Meet the 2020 VYT International Competition Judges
Virginia (Ginny) Barbour
In 2004 she was one of the three founding editors of PLOS Medicine. She was the journal’s first Chief Editor, ultimately becoming PLOS Medicine and Biology Editorial Director. She chaired the Committee on Publication Ethics (COPE) from 2012-May 2017.
She has a medical degree from Cambridge University, and a DPhil from the University of Oxford. She has been involved in global advocacy for open access and innovation in scholarly communication since 2003, including advising on development of open-access and related policies to a diverse group of organisations. She is currently on the NHMRC's Research Quality Steering Committee.
Author & Illustrator
Graeme Base has been writing and illustrating for children for over 35 years, with worldwide bestsellers Animalia, The Eleventh Hour and The Waterhole known and loved by millions around the world. The recipient of over thirty Australian and international publishing awards, and with global sales exceeding six million copies, he has established himself as one of Australia's pre-eminent creators of imaginative works for children.
A passion for music and theatre has led him to adapt three of his titles for the stage, writing the book, music and lyrics for all three: The Sign of the Seahorse (MSO at Melbourne Concert Hall 2002, Kennedy Centre Washington 2009), My Grandma Lived in Gooligulch (Vic Arts Centre 2006) and Jungle Drums (2008).
During the 1990’s Graeme teamed up with Ewan Burnett of Burberry Productions to create a 40 x half hour cgi television series based on Animalia. To date the series has been sold into over 110 territories worldwide and in 2009 won a Daytime Emmy for best musical score.
Whilst continuing to publish in Australia with Penguin/RandomHouse and HarperCollins, in recent years he has developed a close relationship with Chinese publisher Changjiang Children's Press and is working on a trilogy of titles inspired by this part of the world.

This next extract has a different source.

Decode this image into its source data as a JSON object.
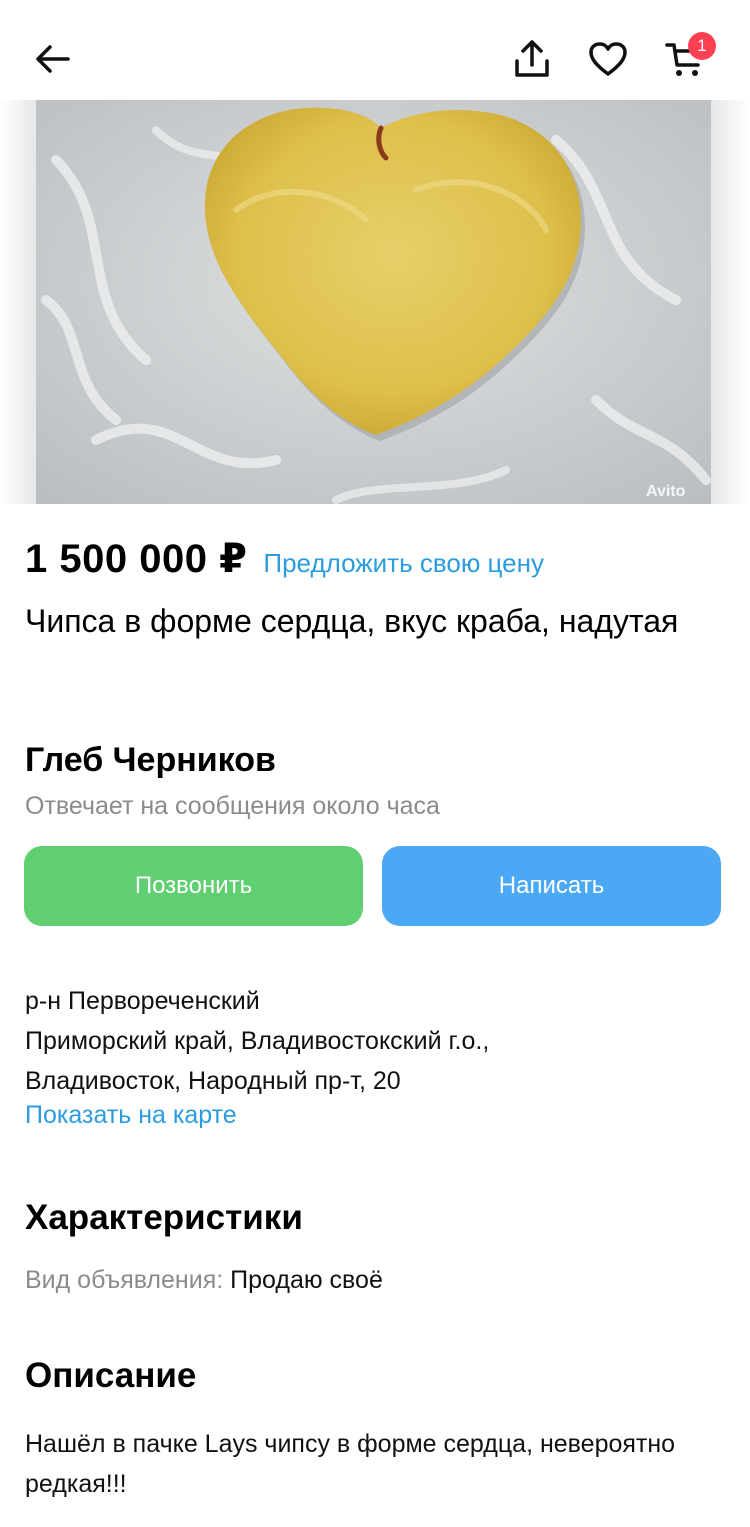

Graeme lives and works in Melbourne.
Research Chair in Gender and Cultural Informatics at the University of Alberta in Edmonton.
Deb Verhoeven is Canada 150 Research Chair in Gender and Cultural Informatics at the University of Alberta in Edmonton. Prior to this position she was Associate Dean of Engagement at UTS.
An agitator, commentator and critic, Deb is a longstanding advocate and leader in academic-community engagement. In 2013 she was recognised as Australia’s most innovative academic for her efforts in creating crowdfunding opportunities for academic researchers. Deb is a former CEO of the Australian Film Institute and was inaugural Deputy Chair, National Film and Sound Archive (Aust.) as well as former Chair of the widely read film journal Senses of Cinema and was Editor for the journal Studies in Australasian Cinema (Intellect).